Well, many have tried. I cannot blame our friend in Here for doing so as well, though ultimately failing. Let’s see what’s given as the objection to the dilemma:
“The Euthyphro ‘dilemma’ is easily solvable in the context of the most basic understanding of orthodox Christianity when one realizes that moral goodness, commanded or un-commanded by God, is a reflection of His divine nature in humanity. Pursuing goodness, Christian or non-Christian, then becomes an existential condition as a result of God creating humanity “…in His image…”, His image being a reflection of His nature, one of perfect righteousness and thus perfect moral good.”
So many things wrong with this, one wonders where to start.
Firstly, ehm, I’m fairly sure there is no such thing as God so that “goodness” is his/her/its reflection. Wait, I can immediately hear religious people cry foul: That argument has no place here. Well it does, but since you insist, and since I can see a number of other things wrong with that “defence”, I’ll let it pass.
What next? Problem: “Your” god, assuming it exists, loves faxing down commandments left and right to his chosen prophets. “Kill gays”, “Beat women”, “Don’t eat shellfish”, etc etc. Are you telling me that these abhorrently stupid and immoral commandments are not to be followed? Obviously [hopefully!] we are aware that these are immoral. So, given that according to you we are reflecting his goodness, in “not” pursuing these we are reflecting “Your” god’s divine nature? So, somewho with a divine nature of goodness, commanded some rules that do not match his divine nature? Funny that.
Oh but wait, there is something even better, you didn’t solve the dilemma at all! As soon as you make that statement, someone is bound to immediately ask the following: So, basically, whatever your God’s nature is, goodness is? What if you God happens to be jealous (in Exodus for example)? What if he is Murderously Homophobic (Leviticus) or a Misogynist (I’d give Islam as an example here)?
Is it so, that you believe your God has all the attributes of being good, or, is it so that whatever attributes your God happens to have are attributes of goodness? If the latter is true, then goodness is arbitrary to your God’s nature. If the first is true, then those attributes are separate from your God’s nature, thus there is no relevance between them.

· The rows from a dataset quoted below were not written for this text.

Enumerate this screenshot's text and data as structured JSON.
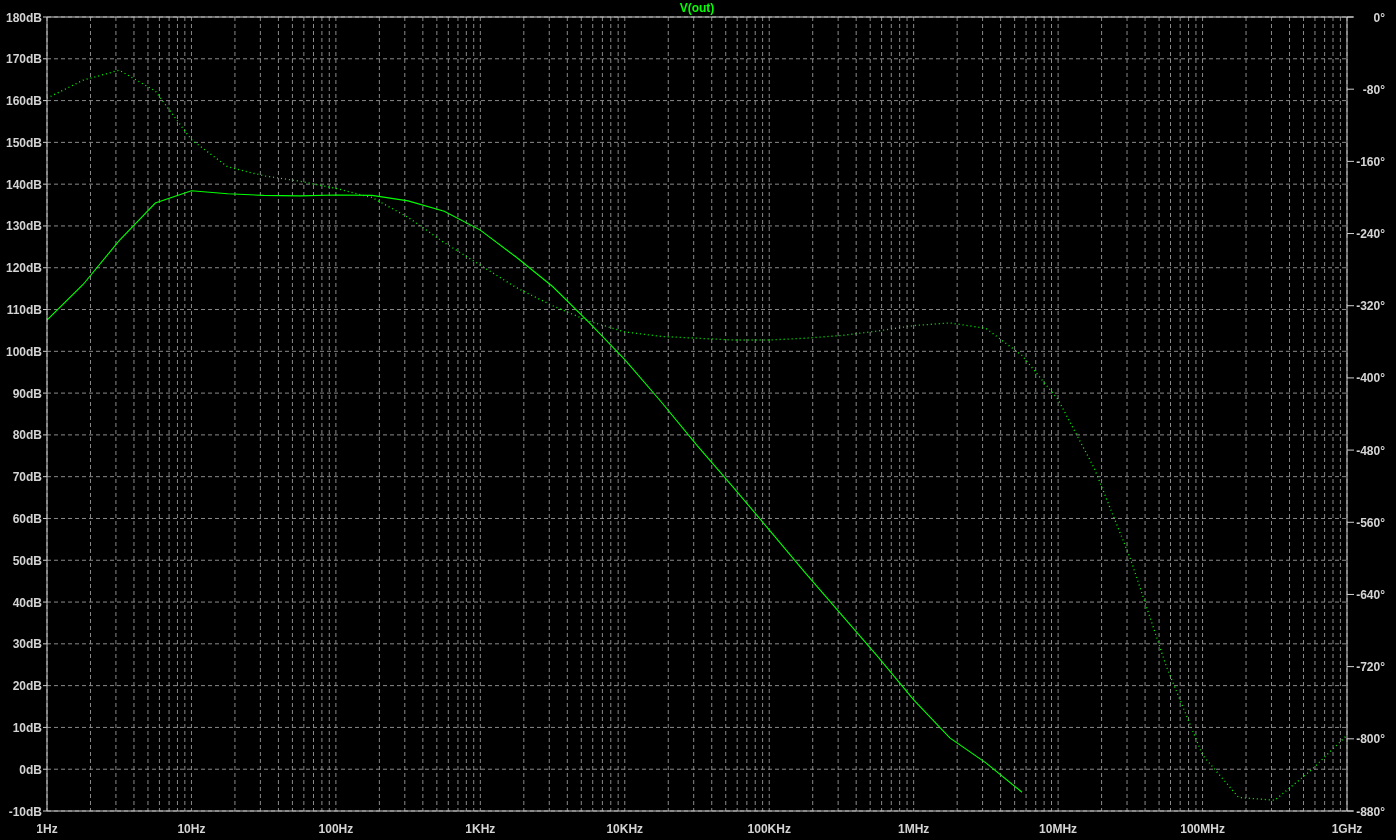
{
  "plot": {
    "chart_data": {
      "type": "line",
      "title": "V(out)",
      "grid": true,
      "categories": [
        "1Hz",
        null,
        null,
        null,
        "10Hz",
        null,
        null,
        null,
        "100Hz",
        null,
        null,
        null,
        "1KHz",
        null,
        null,
        null,
        "10KHz",
        null,
        null,
        null,
        "100KHz",
        null,
        null,
        null,
        "1MHz",
        null,
        null,
        null,
        "10MHz",
        null,
        null,
        null,
        "100MHz",
        null,
        null,
        null,
        "1GHz"
      ],
      "ylim": [
        -10,
        180
      ],
      "yticks": [
        {
          "value": 180,
          "label": "180dB"
        },
        {
          "value": 170,
          "label": "170dB"
        },
        {
          "value": 160,
          "label": "160dB"
        },
        {
          "value": 150,
          "label": "150dB"
        },
        {
          "value": 140,
          "label": "140dB"
        },
        {
          "value": 130,
          "label": "130dB"
        },
        {
          "value": 120,
          "label": "120dB"
        },
        {
          "value": 110,
          "label": "110dB"
        },
        {
          "value": 100,
          "label": "100dB"
        },
        {
          "value": 90,
          "label": "90dB"
        },
        {
          "value": 80,
          "label": "80dB"
        },
        {
          "value": 70,
          "label": "70dB"
        },
        {
          "value": 60,
          "label": "60dB"
        },
        {
          "value": 50,
          "label": "50dB"
        },
        {
          "value": 40,
          "label": "40dB"
        },
        {
          "value": 30,
          "label": "30dB"
        },
        {
          "value": 20,
          "label": "20dB"
        },
        {
          "value": 10,
          "label": "10dB"
        },
        {
          "value": 0,
          "label": "0dB"
        },
        {
          "value": -10,
          "label": "-10dB"
        }
      ],
      "y2lim": [
        -880,
        0
      ],
      "y2ticks": [
        {
          "value": 0,
          "label": "0°"
        },
        {
          "value": -80,
          "label": "-80°"
        },
        {
          "value": -160,
          "label": "-160°"
        },
        {
          "value": -240,
          "label": "-240°"
        },
        {
          "value": -320,
          "label": "-320°"
        },
        {
          "value": -400,
          "label": "-400°"
        },
        {
          "value": -480,
          "label": "-480°"
        },
        {
          "value": -560,
          "label": "-560°"
        },
        {
          "value": -640,
          "label": "-640°"
        },
        {
          "value": -720,
          "label": "-720°"
        },
        {
          "value": -800,
          "label": "-800°"
        },
        {
          "value": -880,
          "label": "-880°"
        }
      ],
      "series": [
        {
          "color": "#00ff00",
          "line_style": "solid",
          "values": [
            107.5,
            116,
            126.5,
            135.5,
            138.4,
            137.7,
            137.3,
            137.2,
            137.4,
            137.3,
            136,
            133.5,
            129,
            122.5,
            115.5,
            107,
            98,
            88,
            77.5,
            67.5,
            57.3,
            47,
            37,
            27,
            16.6,
            7.5,
            1.5,
            -5.5,
            null,
            null,
            null,
            null,
            null,
            null,
            null,
            null,
            null
          ]
        },
        {
          "color": "#00ff00",
          "axis": "y2",
          "line_style": "dotted",
          "values": [
            -90,
            -70,
            -59,
            -82,
            -136,
            -166,
            -176,
            -182,
            -190,
            -200,
            -222,
            -250,
            -275,
            -300,
            -320,
            -337,
            -349,
            -354,
            -356,
            -358,
            -358,
            -356,
            -353,
            -348,
            -342,
            -339,
            -345,
            -375,
            -424,
            -500,
            -600,
            -720,
            -818,
            -865,
            -868,
            -835,
            -796
          ]
        }
      ]
    }
  }
}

Also, another might ask a different question: Can your God alter his own nature? If not, then omnipotence goes down the drain, if yes, then morality goes… Oh wait, he already did alter his own nature between the old testament and the new one. Well, I guess nothing else left to say.
I suppose this is enough. For now…